» **PROMPT**
Whenever a line in this data holds the word "Accounts", report that line in full.
═══ RECORDS FOR PROCESSING
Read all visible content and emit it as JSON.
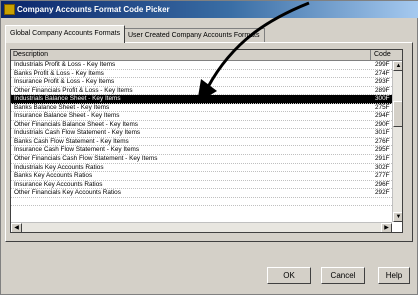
{
  "window": {
    "title": "Company Accounts Format Code Picker",
    "icon": "app-icon"
  },
  "tabs": [
    {
      "label": "Global Company Accounts Formats",
      "active": true
    },
    {
      "label": "User Created Company Accounts Formats",
      "active": false
    }
  ],
  "list": {
    "columns": {
      "description": "Description",
      "code": "Code"
    },
    "rows": [
      {
        "description": "Industrials Profit & Loss - Key Items",
        "code": "299F"
      },
      {
        "description": "Banks Profit & Loss - Key Items",
        "code": "274F"
      },
      {
        "description": "Insurance Profit & Loss - Key Items",
        "code": "293F"
      },
      {
        "description": "Other Financials Profit & Loss - Key Items",
        "code": "289F"
      },
      {
        "description": "Industrials Balance Sheet - Key Items",
        "code": "300F",
        "selected": true
      },
      {
        "description": "Banks Balance Sheet - Key Items",
        "code": "275F"
      },
      {
        "description": "Insurance Balance Sheet - Key Items",
        "code": "294F"
      },
      {
        "description": "Other Financials Balance Sheet - Key Items",
        "code": "290F"
      },
      {
        "description": "Industrials Cash Flow Statement - Key Items",
        "code": "301F"
      },
      {
        "description": "Banks Cash Flow Statement - Key Items",
        "code": "276F"
      },
      {
        "description": "Insurance Cash Flow Statement - Key Items",
        "code": "295F"
      },
      {
        "description": "Other Financials Cash Flow Statement - Key Items",
        "code": "291F"
      },
      {
        "description": "Industrials Key Accounts Ratios",
        "code": "302F"
      },
      {
        "description": "Banks Key Accounts Ratios",
        "code": "277F"
      },
      {
        "description": "Insurance Key Accounts Ratios",
        "code": "296F"
      },
      {
        "description": "Other Financials Key Accounts Ratios",
        "code": "292F"
      },
      {
        "description": "",
        "code": ""
      }
    ]
  },
  "buttons": {
    "ok": "OK",
    "cancel": "Cancel",
    "help": "Help"
  },
  "colors": {
    "selection": "#000000",
    "title_start": "#0a246a",
    "title_end": "#a6caf0",
    "annotation_arrow": "#000000"
  }
}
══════
» **WRITTEN RESPONSE**
    "title": "Company Accounts Format Code Picker",
      "label": "Global Company Accounts Formats",
      "label": "User Created Company Accounts Formats",
        "description": "Industrials Key Accounts Ratios",
        "description": "Banks Key Accounts Ratios",
        "description": "Insurance Key Accounts Ratios",
        "description": "Other Financials Key Accounts Ratios",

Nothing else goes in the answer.